mean I meant to phone you last night but I got home very late. (= I intended to do something.) If we want to get there by midday, it means getting up very early. (= we want to say that something has something else as a result, involve.)
need I really need to finish this report before I go home. (= I must do it, it’s important.) This grass needs cutting. (= somebody needs to do it, passive meaning.)
go on After discussing the economy, the minister went on to talk about foreign policy. (= he changed the activity/ subject.) The two girls went on talking for hours. (= they continued doing the same thing.)
Verbs followed by -ing/ to-infinitive Some verbs of the senses (e.g. see, hear, feel) can be followed by either –ing or an infinitive.
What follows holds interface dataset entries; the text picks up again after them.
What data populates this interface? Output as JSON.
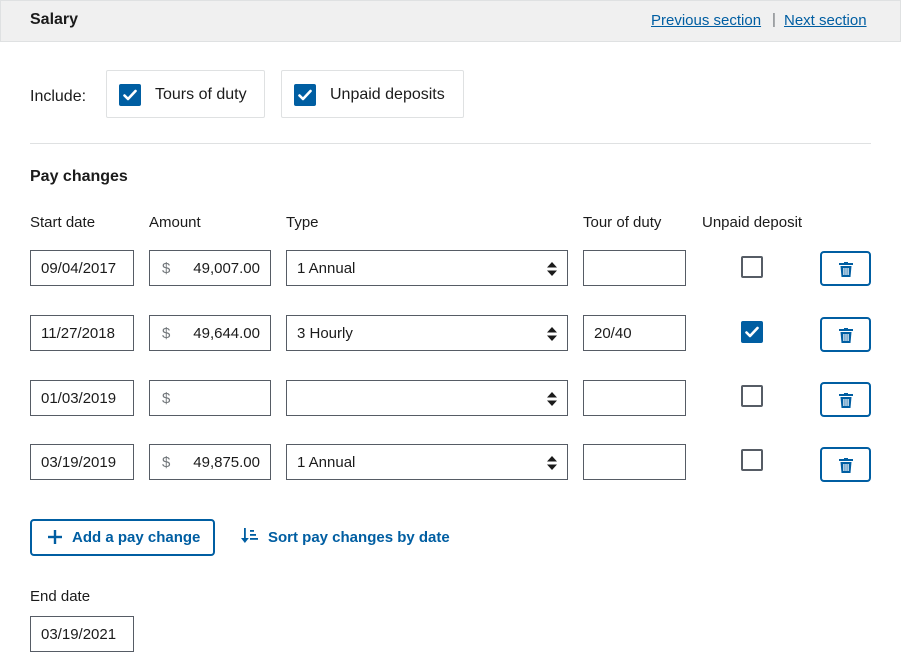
{
  "header": {
    "title": "Salary",
    "prev_link": "Previous section",
    "separator": "|",
    "next_link": "Next section"
  },
  "include": {
    "label": "Include:",
    "options": [
      {
        "label": "Tours of duty",
        "checked": true
      },
      {
        "label": "Unpaid deposits",
        "checked": true
      }
    ]
  },
  "pay_changes": {
    "title": "Pay changes",
    "columns": [
      "Start date",
      "Amount",
      "Type",
      "Tour of duty",
      "Unpaid deposit"
    ],
    "currency_symbol": "$",
    "rows": [
      {
        "start_date": "09/04/2017",
        "amount": "49,007.00",
        "type": "1  Annual",
        "tour": "",
        "unpaid": false
      },
      {
        "start_date": "11/27/2018",
        "amount": "49,644.00",
        "type": "3  Hourly",
        "tour": "20/40",
        "unpaid": true
      },
      {
        "start_date": "01/03/2019",
        "amount": "",
        "type": "",
        "tour": "",
        "unpaid": false
      },
      {
        "start_date": "03/19/2019",
        "amount": "49,875.00",
        "type": "1  Annual",
        "tour": "",
        "unpaid": false
      }
    ],
    "add_button": "Add a pay change",
    "sort_link": "Sort pay changes by date"
  },
  "end_date": {
    "label": "End date",
    "value": "03/19/2021"
  },
  "colors": {
    "primary": "#005ea2",
    "border": "#565c65",
    "header_bg": "#f0f0f0"
  },
  "icons": [
    "checkmark-icon",
    "sort-arrows-icon",
    "trash-icon",
    "plus-icon",
    "sort-descending-icon"
  ]
}
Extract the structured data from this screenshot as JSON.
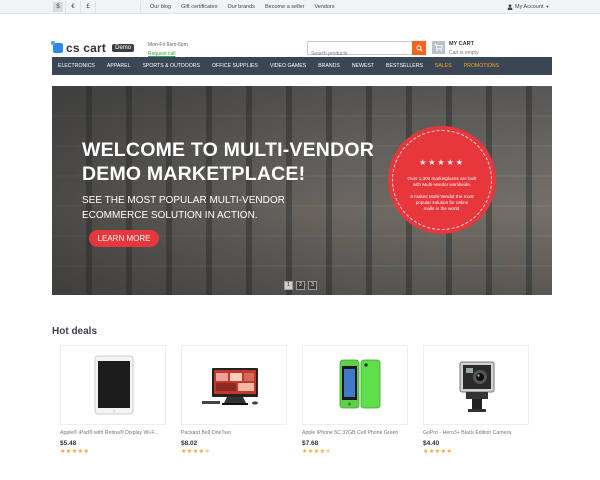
{
  "topbar": {
    "currencies": [
      "$",
      "€",
      "£"
    ],
    "links": [
      "Our blog",
      "Gift certificates",
      "Our brands",
      "Become a seller",
      "Vendors"
    ],
    "account": "My Account"
  },
  "header": {
    "logo_text": "cs cart",
    "demo_badge": "Demo",
    "hours": "Mon-Fri 9am-6pm",
    "callback": "Request call",
    "search_placeholder": "Search products",
    "cart_title": "MY CART",
    "cart_status": "Cart is empty"
  },
  "nav": {
    "items": [
      "ELECTRONICS",
      "APPAREL",
      "SPORTS & OUTDOORS",
      "OFFICE SUPPLIES",
      "VIDEO GAMES",
      "BRANDS",
      "NEWEST",
      "BESTSELLERS",
      "SALES",
      "PROMOTIONS"
    ],
    "highlight_color": "#f5a623",
    "bg_color": "#3a4655"
  },
  "hero": {
    "title_line1": "WELCOME TO MULTI-VENDOR",
    "title_line2": "DEMO MARKETPLACE!",
    "subtitle": "SEE THE MOST POPULAR MULTI-VENDOR ECOMMERCE SOLUTION IN ACTION.",
    "button": "LEARN MORE",
    "badge_stars": "★★★★★",
    "badge_text1": "Over 1,300 marketplaces are built with Multi-Vendor worldwide.",
    "badge_text2": "It makes Multi-Vendor the most popular solution for online malls in the world.",
    "slides": [
      "1",
      "2",
      "3"
    ],
    "accent_color": "#e8363d"
  },
  "hot_deals": {
    "title": "Hot deals",
    "products": [
      {
        "name": "Apple® iPad® with Retina® Display Wi-F...",
        "price": "$5.48",
        "rating": 5,
        "icon": "tablet-image"
      },
      {
        "name": "Packard Bell OneTwo",
        "price": "$8.02",
        "rating": 4.5,
        "icon": "monitor-image"
      },
      {
        "name": "Apple iPhone 5C 32GB Cell Phone Green",
        "price": "$7.68",
        "rating": 4.5,
        "icon": "phone-image"
      },
      {
        "name": "GoPro - Hero3+ Black Edition Camera",
        "price": "$4.40",
        "rating": 5,
        "icon": "camera-image"
      }
    ]
  }
}
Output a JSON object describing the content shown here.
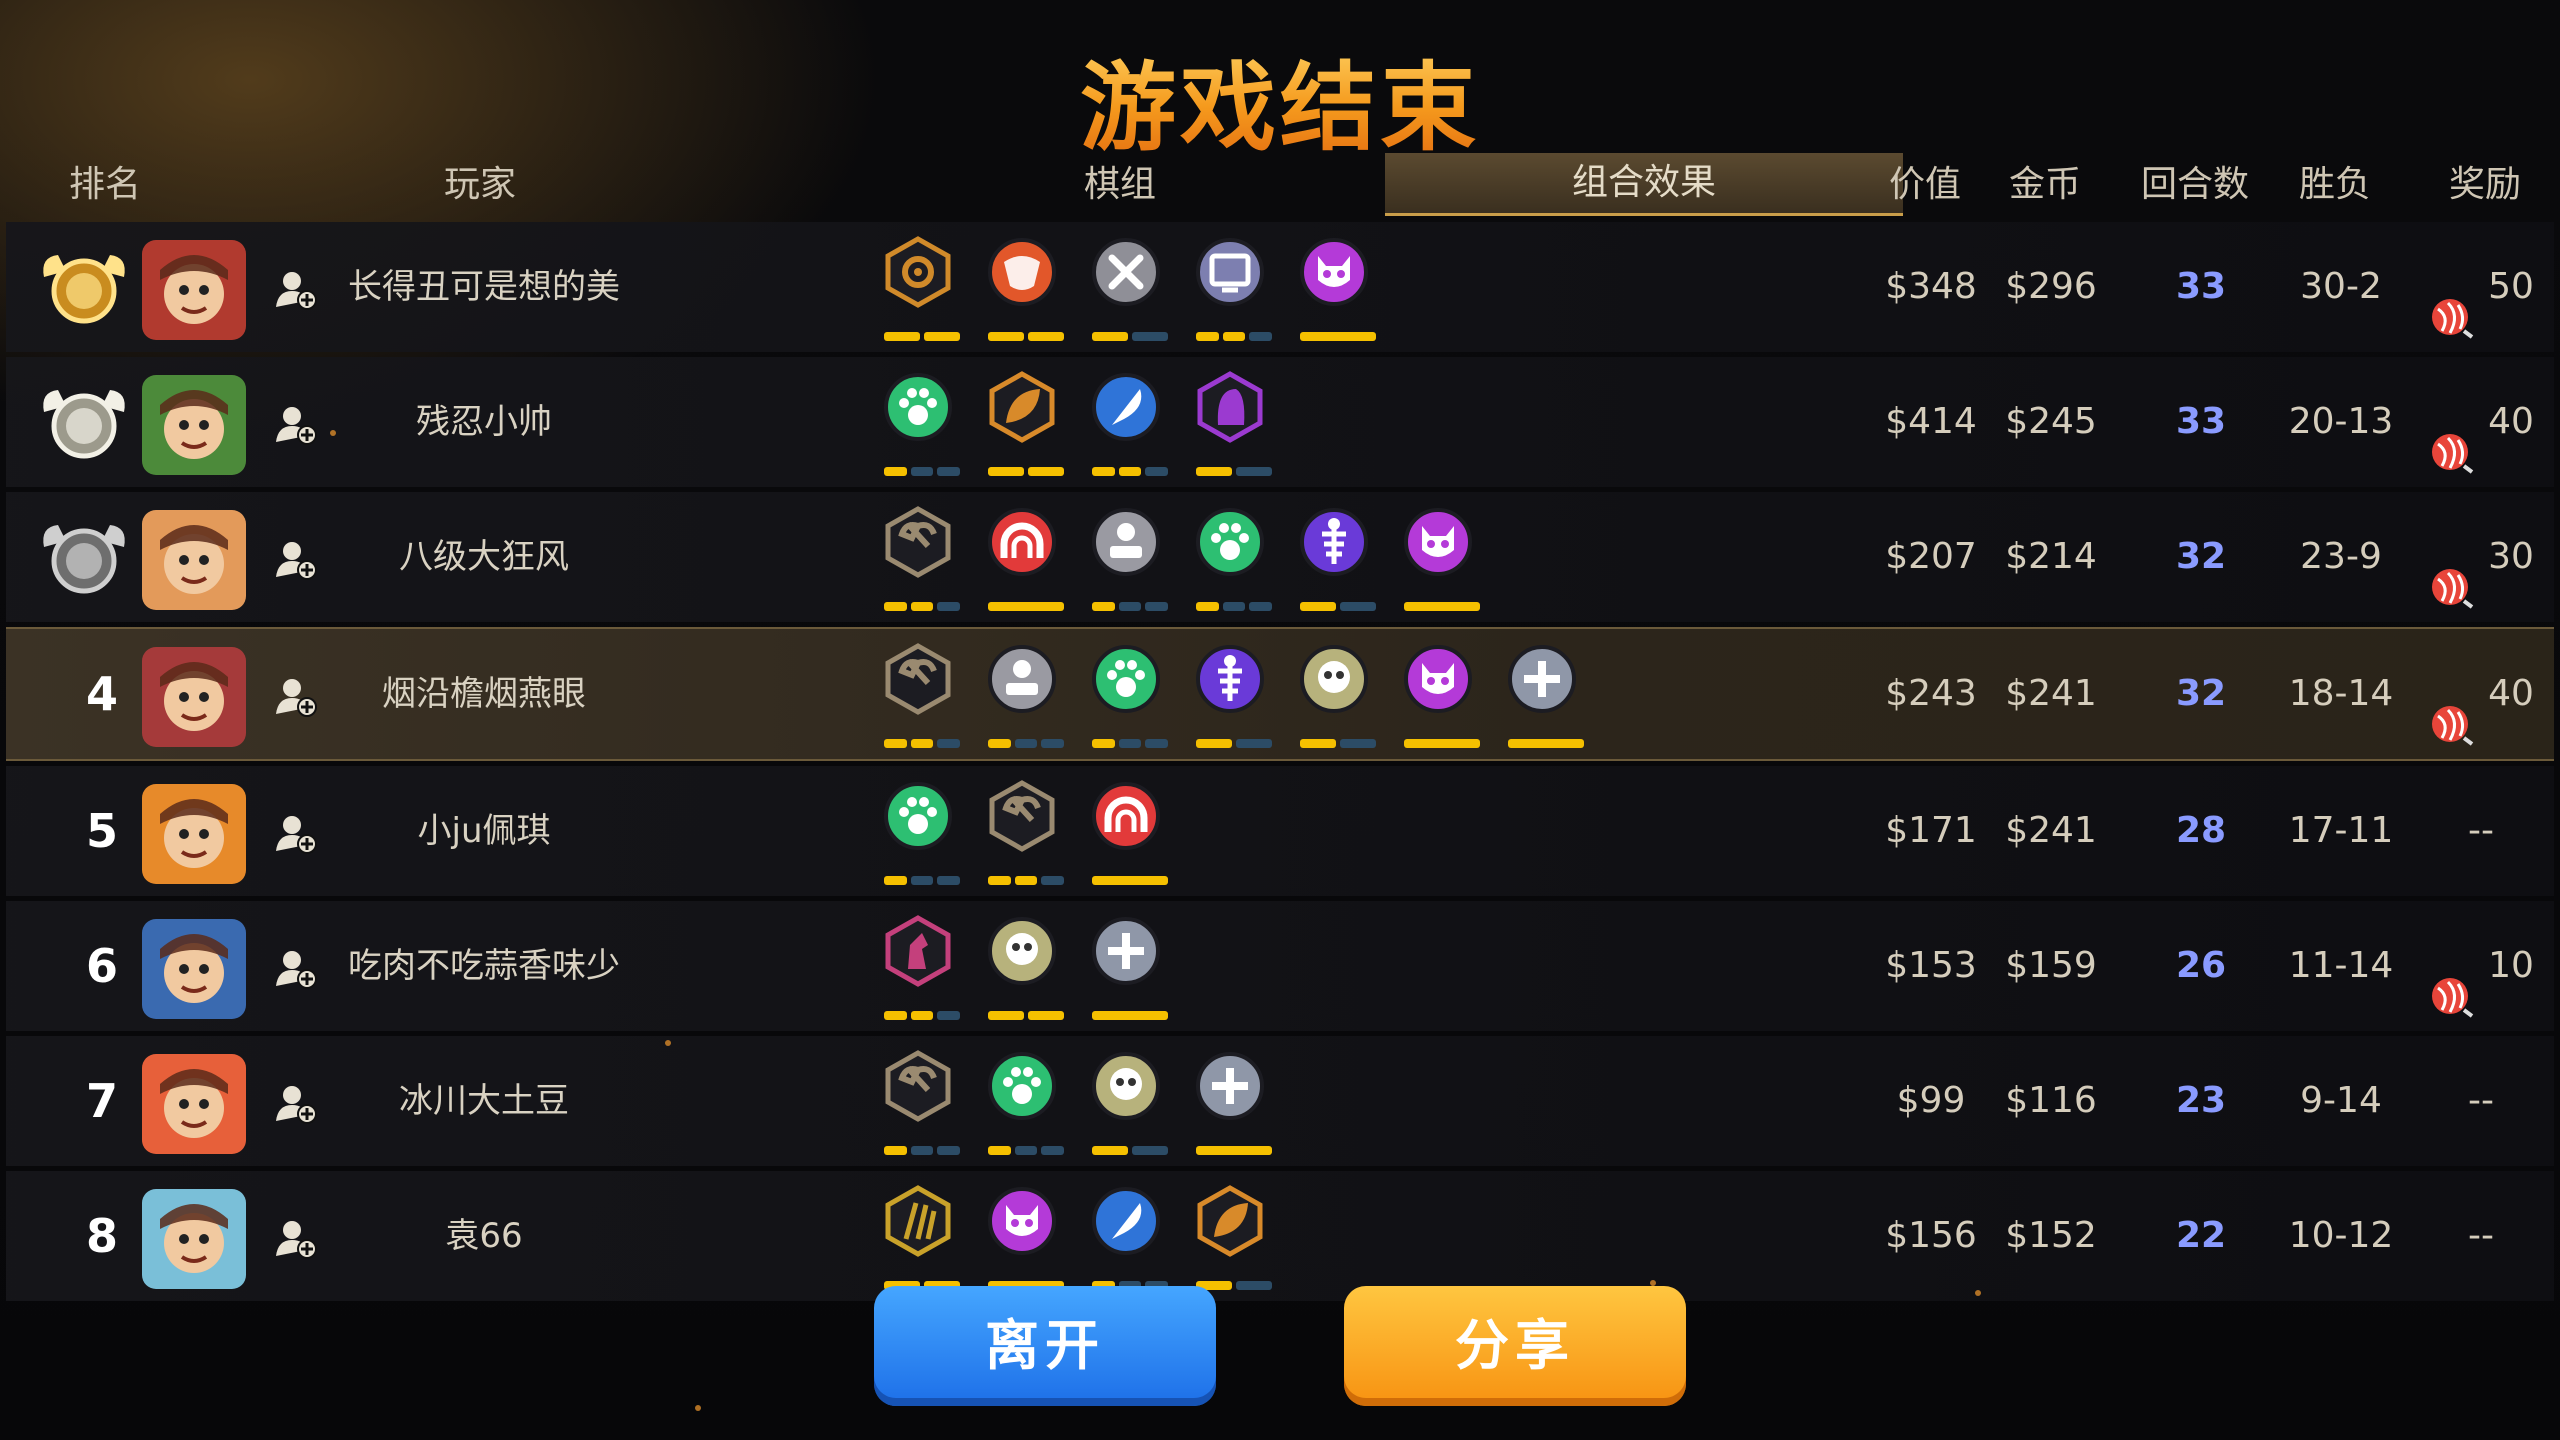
{
  "title": "游戏结束",
  "headers": {
    "rank": "排名",
    "player": "玩家",
    "pieces": "棋组",
    "combo": "组合效果",
    "value": "价值",
    "gold": "金币",
    "rounds": "回合数",
    "winloss": "胜负",
    "reward": "奖励"
  },
  "colors": {
    "accent": "#f59a1d",
    "round_text": "#8a9bff",
    "bar_on": "#f5c000",
    "bar_off": "#2c4c66",
    "leave_button": "#1d6fe8",
    "share_button": "#f79211"
  },
  "rows": [
    {
      "rank": "1",
      "rank_icon": "gold-medal-icon",
      "name": "长得丑可是想的美",
      "value": "$348",
      "gold": "$296",
      "rounds": "33",
      "winloss": "30-2",
      "reward": "50",
      "has_reward": true,
      "pieces": [
        {
          "icon": "gear-icon",
          "color": "#d08a2a",
          "shape": "hex",
          "bars": [
            2,
            2
          ]
        },
        {
          "icon": "demon-horn-icon",
          "color": "#e2572a",
          "shape": "circle",
          "bars": [
            2,
            2
          ]
        },
        {
          "icon": "crossed-tools-icon",
          "color": "#8f8f97",
          "shape": "circle",
          "bars": [
            1,
            2
          ]
        },
        {
          "icon": "monitor-icon",
          "color": "#7d7fb0",
          "shape": "circle",
          "bars": [
            2,
            3
          ]
        },
        {
          "icon": "demon-face-icon",
          "color": "#b43ad8",
          "shape": "circle",
          "bars": [
            1,
            1
          ]
        }
      ]
    },
    {
      "rank": "2",
      "rank_icon": "silver-medal-icon",
      "name": "残忍小帅",
      "value": "$414",
      "gold": "$245",
      "rounds": "33",
      "winloss": "20-13",
      "reward": "40",
      "has_reward": true,
      "pieces": [
        {
          "icon": "paw-icon",
          "color": "#2dbf72",
          "shape": "circle",
          "bars": [
            1,
            3
          ]
        },
        {
          "icon": "leaf-icon",
          "color": "#d88a2a",
          "shape": "hex",
          "bars": [
            2,
            2
          ]
        },
        {
          "icon": "feather-icon",
          "color": "#2f74d8",
          "shape": "circle",
          "bars": [
            2,
            3
          ]
        },
        {
          "icon": "hood-icon",
          "color": "#9b3ad0",
          "shape": "hex",
          "bars": [
            1,
            2
          ]
        }
      ]
    },
    {
      "rank": "3",
      "rank_icon": "bronze-medal-icon",
      "name": "八级大狂风",
      "value": "$207",
      "gold": "$214",
      "rounds": "32",
      "winloss": "23-9",
      "reward": "30",
      "has_reward": true,
      "pieces": [
        {
          "icon": "axe-icon",
          "color": "#9a8a70",
          "shape": "hex",
          "bars": [
            2,
            3
          ]
        },
        {
          "icon": "arch-icon",
          "color": "#e23a3a",
          "shape": "circle",
          "bars": [
            1,
            1
          ]
        },
        {
          "icon": "pedestal-icon",
          "color": "#9a9aa2",
          "shape": "circle",
          "bars": [
            1,
            3
          ]
        },
        {
          "icon": "paw-icon",
          "color": "#2dbf72",
          "shape": "circle",
          "bars": [
            1,
            3
          ]
        },
        {
          "icon": "fishbone-icon",
          "color": "#6a3ad8",
          "shape": "circle",
          "bars": [
            1,
            2
          ]
        },
        {
          "icon": "demon-face-icon",
          "color": "#b43ad8",
          "shape": "circle",
          "bars": [
            1,
            1
          ]
        }
      ]
    },
    {
      "rank": "4",
      "rank_icon": "",
      "name": "烟沿檐烟燕眼",
      "value": "$243",
      "gold": "$241",
      "rounds": "32",
      "winloss": "18-14",
      "reward": "40",
      "has_reward": true,
      "pieces": [
        {
          "icon": "axe-icon",
          "color": "#9a8a70",
          "shape": "hex",
          "bars": [
            2,
            3
          ]
        },
        {
          "icon": "pedestal-icon",
          "color": "#9a9aa2",
          "shape": "circle",
          "bars": [
            1,
            3
          ]
        },
        {
          "icon": "paw-icon",
          "color": "#2dbf72",
          "shape": "circle",
          "bars": [
            1,
            3
          ]
        },
        {
          "icon": "fishbone-icon",
          "color": "#6a3ad8",
          "shape": "circle",
          "bars": [
            1,
            2
          ]
        },
        {
          "icon": "skull-mask-icon",
          "color": "#b7b27c",
          "shape": "circle",
          "bars": [
            1,
            2
          ]
        },
        {
          "icon": "demon-face-icon",
          "color": "#b43ad8",
          "shape": "circle",
          "bars": [
            1,
            1
          ]
        },
        {
          "icon": "cross-icon",
          "color": "#8f97a8",
          "shape": "circle",
          "bars": [
            1,
            1
          ]
        }
      ]
    },
    {
      "rank": "5",
      "rank_icon": "",
      "name": "小ju佩琪",
      "value": "$171",
      "gold": "$241",
      "rounds": "28",
      "winloss": "17-11",
      "reward": "--",
      "has_reward": false,
      "pieces": [
        {
          "icon": "paw-icon",
          "color": "#2dbf72",
          "shape": "circle",
          "bars": [
            1,
            3
          ]
        },
        {
          "icon": "axe-icon",
          "color": "#9a8a70",
          "shape": "hex",
          "bars": [
            2,
            3
          ]
        },
        {
          "icon": "arch-icon",
          "color": "#e23a3a",
          "shape": "circle",
          "bars": [
            1,
            1
          ]
        }
      ]
    },
    {
      "rank": "6",
      "rank_icon": "",
      "name": "吃肉不吃蒜香味少",
      "value": "$153",
      "gold": "$159",
      "rounds": "26",
      "winloss": "11-14",
      "reward": "10",
      "has_reward": true,
      "pieces": [
        {
          "icon": "knight-icon",
          "color": "#c4407c",
          "shape": "hex",
          "bars": [
            2,
            3
          ]
        },
        {
          "icon": "skull-mask-icon",
          "color": "#b7b27c",
          "shape": "circle",
          "bars": [
            2,
            2
          ]
        },
        {
          "icon": "cross-icon",
          "color": "#8f97a8",
          "shape": "circle",
          "bars": [
            1,
            1
          ]
        }
      ]
    },
    {
      "rank": "7",
      "rank_icon": "",
      "name": "冰川大土豆",
      "value": "$99",
      "gold": "$116",
      "rounds": "23",
      "winloss": "9-14",
      "reward": "--",
      "has_reward": false,
      "pieces": [
        {
          "icon": "axe-icon",
          "color": "#9a8a70",
          "shape": "hex",
          "bars": [
            1,
            3
          ]
        },
        {
          "icon": "paw-icon",
          "color": "#2dbf72",
          "shape": "circle",
          "bars": [
            1,
            3
          ]
        },
        {
          "icon": "skull-mask-icon",
          "color": "#b7b27c",
          "shape": "circle",
          "bars": [
            1,
            2
          ]
        },
        {
          "icon": "cross-icon",
          "color": "#8f97a8",
          "shape": "circle",
          "bars": [
            1,
            1
          ]
        }
      ]
    },
    {
      "rank": "8",
      "rank_icon": "",
      "name": "袁66",
      "value": "$156",
      "gold": "$152",
      "rounds": "22",
      "winloss": "10-12",
      "reward": "--",
      "has_reward": false,
      "pieces": [
        {
          "icon": "claw-icon",
          "color": "#c9a22a",
          "shape": "hex",
          "bars": [
            2,
            2
          ]
        },
        {
          "icon": "demon-face-icon",
          "color": "#b43ad8",
          "shape": "circle",
          "bars": [
            1,
            1
          ]
        },
        {
          "icon": "feather-icon",
          "color": "#2f74d8",
          "shape": "circle",
          "bars": [
            1,
            3
          ]
        },
        {
          "icon": "leaf-icon",
          "color": "#d88a2a",
          "shape": "hex",
          "bars": [
            1,
            2
          ]
        }
      ]
    }
  ],
  "buttons": {
    "leave": "离开",
    "share": "分享"
  }
}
I heard her sing a lovely song. (I heard the whole song) I heard her singing a lovely song. (I heard part of it)
Verb + object + preposition + ing congratulate + somebody + on She congratulated him on passing the exam. accuse + somebody + of He accused her of cheating. blame + somebody + for They blamed us for breaking it. discourage + somebody + from He discouraged her from buying the dress.
Prepositions + -ing for apologise for on insist on to object to about talk about in succeed in be in interested in on keen on about excited about at good at for responsible for for famous for about enthusiastic about